The loss of an IP packet may be discovered by a discontinuity in the sequence numbers of received ICMP echo reply messages. The summary at the end of the test also records the percentage of IP packets that were not replied to.

Is it acceptable for packets to be lost?

You'll probably now realise the implications of the IP network service being a best effort service (i.e. that IP does not provide reliable delivery of packets through the internet). Since ICMP is a connection-less protocol, it does not perform retransmission of any lost IP packets (i.e. it is not reliable).

Some sites choose not to respond to all ICMP messages (or not to respond to any at all). Two reaons for this are:

More things to think about.

The results you get when you use ping to test the network may well depend on the time of day when you do the exercise. The time taken to receive a reply measures the distance in "cyber space" to the destination - this need not have a relationship to the actual distance to the destination. It is a combination of the network load, the transmission speed, and the loading of the destination host.

Another program: Finger

"Finger" is the simplest server program (apart from an ICMP echo server) that is run by computers connected to the Internet. Finger uses a complete set of protocols corresponding to the entire OSI reference model and operates only in End Systems (not generally in routers). It relies upon the transport protocol provided by TCP. Many sites use finger to supply information about users or to provide information about particular subjects.

You may like to contact the finger server at the remote sites that you have just contacted.
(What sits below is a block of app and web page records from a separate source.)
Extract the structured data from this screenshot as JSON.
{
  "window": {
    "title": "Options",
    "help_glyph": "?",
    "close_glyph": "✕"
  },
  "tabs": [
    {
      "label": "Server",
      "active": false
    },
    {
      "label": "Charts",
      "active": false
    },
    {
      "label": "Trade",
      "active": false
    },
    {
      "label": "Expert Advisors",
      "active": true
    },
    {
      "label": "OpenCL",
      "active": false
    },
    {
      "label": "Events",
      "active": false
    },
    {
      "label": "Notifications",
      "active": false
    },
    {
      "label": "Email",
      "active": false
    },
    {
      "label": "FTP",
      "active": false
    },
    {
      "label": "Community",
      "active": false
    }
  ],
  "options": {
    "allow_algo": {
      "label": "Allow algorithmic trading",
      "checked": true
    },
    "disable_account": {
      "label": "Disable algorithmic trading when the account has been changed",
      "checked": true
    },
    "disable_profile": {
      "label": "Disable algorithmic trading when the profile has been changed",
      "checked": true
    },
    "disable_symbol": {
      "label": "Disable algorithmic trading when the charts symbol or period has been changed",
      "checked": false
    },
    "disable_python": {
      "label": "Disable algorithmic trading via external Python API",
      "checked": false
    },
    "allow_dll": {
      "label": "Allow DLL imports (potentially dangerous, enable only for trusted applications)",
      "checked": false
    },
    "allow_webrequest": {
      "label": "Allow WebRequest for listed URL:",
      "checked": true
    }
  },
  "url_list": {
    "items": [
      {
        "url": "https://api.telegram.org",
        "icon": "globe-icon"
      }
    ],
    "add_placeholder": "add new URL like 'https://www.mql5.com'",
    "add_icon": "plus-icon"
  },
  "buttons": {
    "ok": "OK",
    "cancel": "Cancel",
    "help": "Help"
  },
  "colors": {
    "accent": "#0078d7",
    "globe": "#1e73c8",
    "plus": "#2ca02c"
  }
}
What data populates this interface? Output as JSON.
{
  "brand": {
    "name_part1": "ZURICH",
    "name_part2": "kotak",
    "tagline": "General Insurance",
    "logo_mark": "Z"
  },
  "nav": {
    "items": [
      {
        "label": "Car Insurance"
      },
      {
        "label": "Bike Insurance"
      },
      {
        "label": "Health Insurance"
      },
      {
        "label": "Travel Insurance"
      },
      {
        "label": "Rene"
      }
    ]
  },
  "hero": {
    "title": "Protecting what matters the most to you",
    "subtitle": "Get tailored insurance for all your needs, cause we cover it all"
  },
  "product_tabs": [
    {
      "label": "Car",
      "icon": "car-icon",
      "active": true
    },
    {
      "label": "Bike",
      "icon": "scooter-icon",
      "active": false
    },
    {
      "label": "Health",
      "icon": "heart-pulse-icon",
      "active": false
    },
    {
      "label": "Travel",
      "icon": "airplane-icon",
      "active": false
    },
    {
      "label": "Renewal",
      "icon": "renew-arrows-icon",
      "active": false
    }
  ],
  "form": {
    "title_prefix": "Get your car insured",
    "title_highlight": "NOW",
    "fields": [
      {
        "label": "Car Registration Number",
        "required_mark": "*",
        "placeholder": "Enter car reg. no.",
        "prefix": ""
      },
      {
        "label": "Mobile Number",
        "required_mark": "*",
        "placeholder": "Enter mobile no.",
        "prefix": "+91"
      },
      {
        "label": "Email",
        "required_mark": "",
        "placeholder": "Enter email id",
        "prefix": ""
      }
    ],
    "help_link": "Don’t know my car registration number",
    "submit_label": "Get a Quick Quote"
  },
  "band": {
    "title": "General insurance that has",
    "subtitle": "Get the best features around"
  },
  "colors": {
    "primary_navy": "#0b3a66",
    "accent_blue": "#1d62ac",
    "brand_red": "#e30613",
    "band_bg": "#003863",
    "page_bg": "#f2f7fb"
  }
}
The following finger server is also (usually) available and displays the contents of today's press release from NASA.


finger nasanews@space.mit.edu

A well known finger server used to run at the University Wisconsin, in the USA. This finger server provides instructions on the use of a "coke server" - a coca-cola machine connected to the Internet, which allows users to determine whether coke is available, and the temperature of the cans in the machine which are about to be dispensed. Some coke servers also debit the computer account of the users. This perhaps isn't much use when you're in Aberdeen (as far as I know there isn't a coke server for the engineering department's vending machine!). You could see if it is still working by typing:

finger coke@cs.wisc.edu

There are many other interesting and useful places, one that you may have "pinged" is the server for the visible human project which displays information about a project to provide in-depth on-line information about the human anatomy.




Gorry Fairhurst, - School of Engineering, University of Aberdeen, Scotland, UK.

email: G.Fairhurst(at)eng.abdn.ac.uk - Date: 10/11/1995 Revised: 7/10/2003